UN Afghanistan investigation details extrajudicial killings, torture and human rights abuses under Taliban regime
Public Domain / VOA
UN Afghanistan investigation details extrajudicial killings, torture and human rights abuses under Taliban regime

The United Nations Mission in Afghanistan (UNAMA) Wednesday released a report holding the ruling Taliban regime responsible for numerous extrajudicial killings, torture, arbitrary arrests, and other inhumane punishments over the course of nearly a year since the Taliban seized power.

UNAMA’s report extensively outlines the deteriorating human rights situation in Afghanistan since the Taliban takeover. It summarizes the group’s findings during that time with a special focus on the treatment of civilians, the rights of women and girls in Afghanistan, and the restriction of fundamental freedoms. The report also contains recommendations to both the Taliban and the international community on how to best address past incidents and prevent others in the future. 

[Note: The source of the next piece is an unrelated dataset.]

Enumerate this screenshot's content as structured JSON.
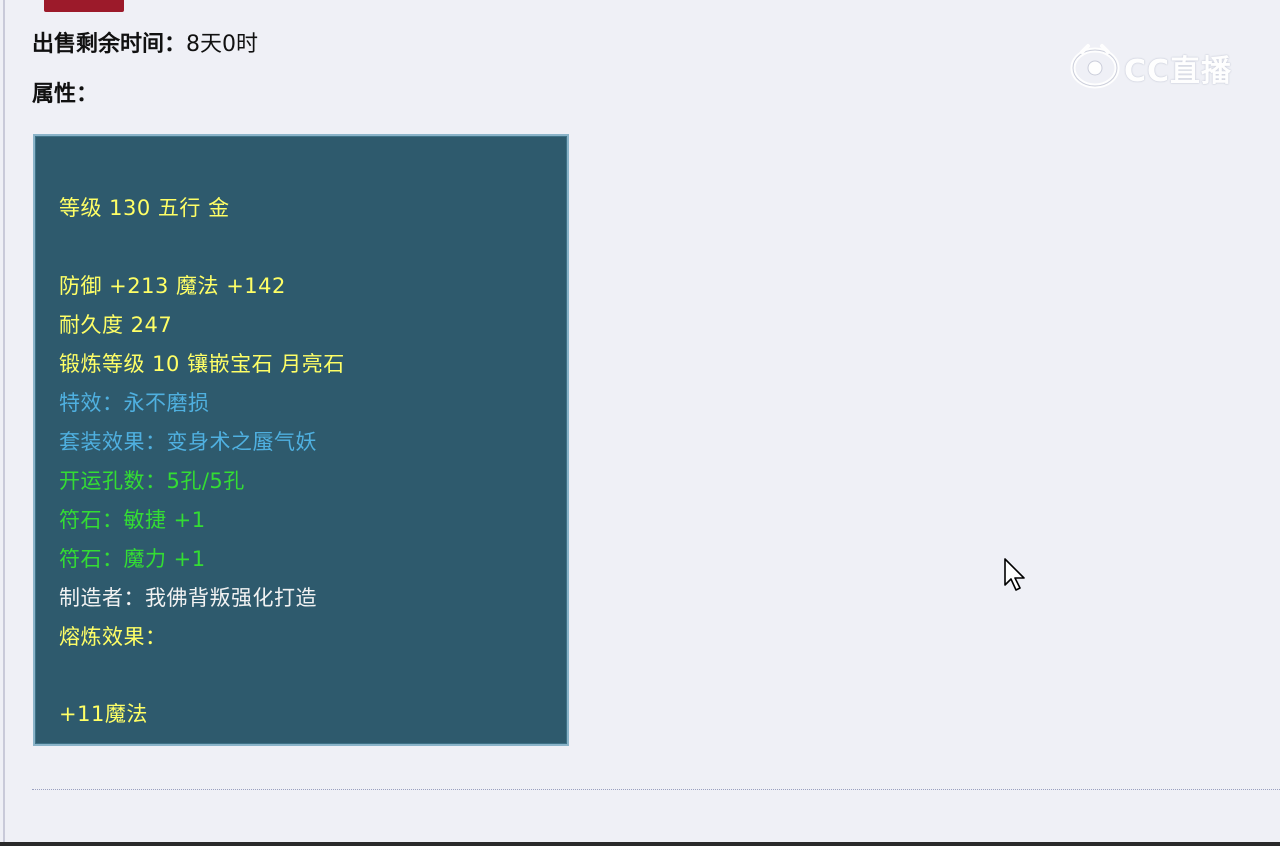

The report is careful to emphasize that the vast majority of incidents identified by their investigation were committed by either those aligned with the controlling Taliban forces or by the armed insurgent group known as the Islamic State in Iraq and the Levant – Khorasan Province (ISIL-KP).

In total, UNAMA found that Taliban forces engaged in 239 extrajudicial killings, 313 arbitrary arrests and detentions, 46 cases of incommunicado detention, and 73 instances of torture. Most of the incidents targeted former Afghan National Defense and Security Forces (ANDSF) soldiers, officials from the previous administration, ISIL-KP members, or National Resistance Front soldiers. The group also identified an additional 217 instances of excessive or degrading punishments and 118 excessive uses of force by Taliban forces against civilians. Finally, Taliban forces also allegedly engaged in at least 163 human rights violations targeting journalists and 64 violations targeting human rights defenders.

UNAMA also recognized an additional 2106 civilian casualties (700 killed, 1406 wounded), most of which were caused by improvised explosive device attacks attributed to ISIL-KP and unexploded ordnances from the multitude of past conflicts within the region. They also stated that of six journalists who were killed during the last ten months at least five of them were killed by self-identified ISIL-KP members.

In reference to the report Markus Potzel, the Acting Secretary General’s Special Representative for Afghanistan, called on the Taliban to rein in their forces and follow international law stating that:

As reflected by the United Nations Security Council in the extension of UNAMA’s mandate, Afghanistan as a state remains party to a number of instruments concerning human rights and fundamental freedoms. With this in mind, I urge the de facto authorities to do their utmost to address the concerns outlined in our report and meet their international obligations to protect and promote the human rights of all Afghans.